=== Exercise input ===

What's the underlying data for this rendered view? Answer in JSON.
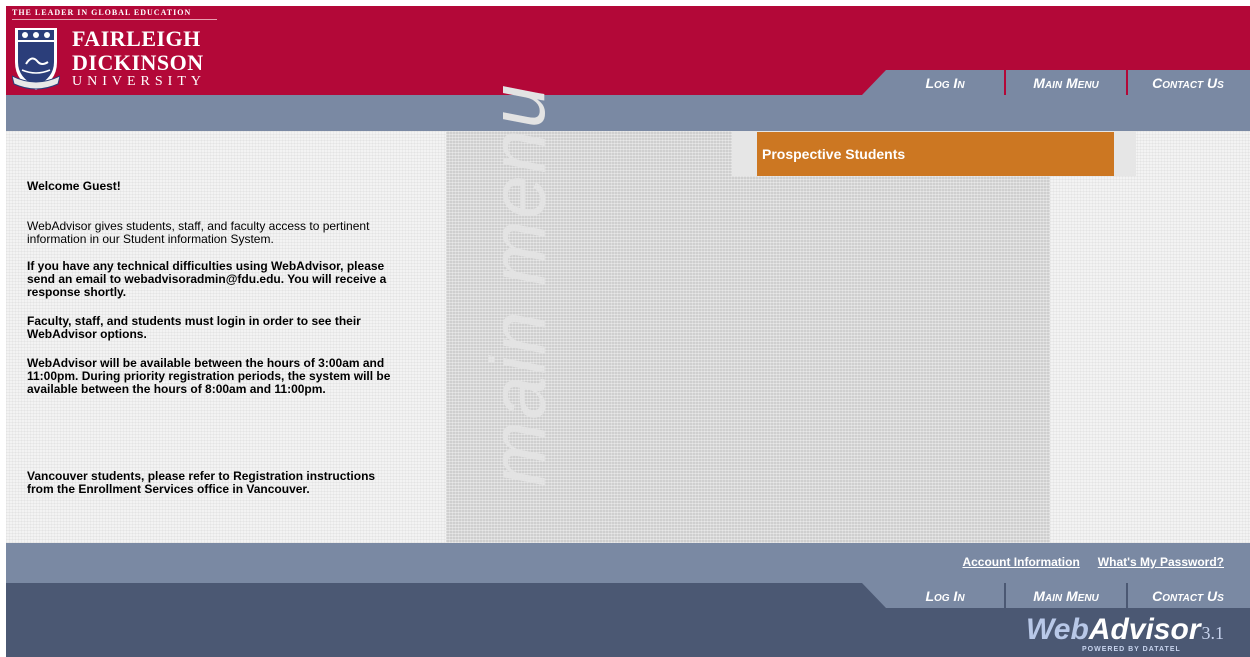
{
  "header": {
    "tagline": "THE LEADER IN GLOBAL EDUCATION",
    "logo_line1": "FAIRLEIGH",
    "logo_line2": "DICKINSON",
    "logo_line3": "UNIVERSITY",
    "brand_color": "#b30838"
  },
  "topnav": {
    "login": "Log In",
    "main_menu": "Main Menu",
    "contact_us": "Contact Us"
  },
  "content": {
    "welcome": "Welcome Guest!",
    "paragraphs": [
      "WebAdvisor gives students, staff, and faculty access to pertinent information in our Student information System.",
      "If you have any technical difficulties using WebAdvisor, please send an email to webadvisoradmin@fdu.edu. You will receive a response shortly.",
      "Faculty, staff, and students must login in order to see their WebAdvisor options.",
      "WebAdvisor will be available between the hours of 3:00am and 11:00pm. During priority registration periods, the system will be available between the hours of 8:00am and 11:00pm.",
      "Vancouver students, please refer to Registration instructions from the Enrollment Services office in Vancouver."
    ],
    "menu_watermark": "main menu",
    "menu_header": "Prospective Students",
    "menu_header_color": "#cc7722"
  },
  "footer": {
    "links": {
      "account_information": "Account Information",
      "whats_my_password": "What's My Password?"
    },
    "nav": {
      "login": "Log In",
      "main_menu": "Main Menu",
      "contact_us": "Contact Us"
    },
    "logo": {
      "web": "Web",
      "advisor": "Advisor",
      "version": "3.1",
      "powered": "POWERED BY DATATEL"
    }
  }
}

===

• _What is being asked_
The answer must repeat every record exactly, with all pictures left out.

• _Answer to this task_
What's the underlying data for this rendered view? Answer in JSON.
{
  "header": {
    "tagline": "THE LEADER IN GLOBAL EDUCATION",
    "logo_line1": "FAIRLEIGH",
    "logo_line2": "DICKINSON",
    "logo_line3": "UNIVERSITY",
    "brand_color": "#b30838"
  },
  "topnav": {
    "login": "Log In",
    "main_menu": "Main Menu",
    "contact_us": "Contact Us"
  },
  "content": {
    "welcome": "Welcome Guest!",
    "paragraphs": [
      "WebAdvisor gives students, staff, and faculty access to pertinent information in our Student information System.",
      "If you have any technical difficulties using WebAdvisor, please send an email to webadvisoradmin@fdu.edu. You will receive a response shortly.",
      "Faculty, staff, and students must login in order to see their WebAdvisor options.",
      "WebAdvisor will be available between the hours of 3:00am and 11:00pm. During priority registration periods, the system will be available between the hours of 8:00am and 11:00pm.",
      "Vancouver students, please refer to Registration instructions from the Enrollment Services office in Vancouver."
    ],
    "menu_watermark": "main menu",
    "menu_header": "Prospective Students",
    "menu_header_color": "#cc7722"
  },
  "footer": {
    "links": {
      "account_information": "Account Information",
      "whats_my_password": "What's My Password?"
    },
    "nav": {
      "login": "Log In",
      "main_menu": "Main Menu",
      "contact_us": "Contact Us"
    },
    "logo": {
      "web": "Web",
      "advisor": "Advisor",
      "version": "3.1",
      "powered": "POWERED BY DATATEL"
    }
  }
}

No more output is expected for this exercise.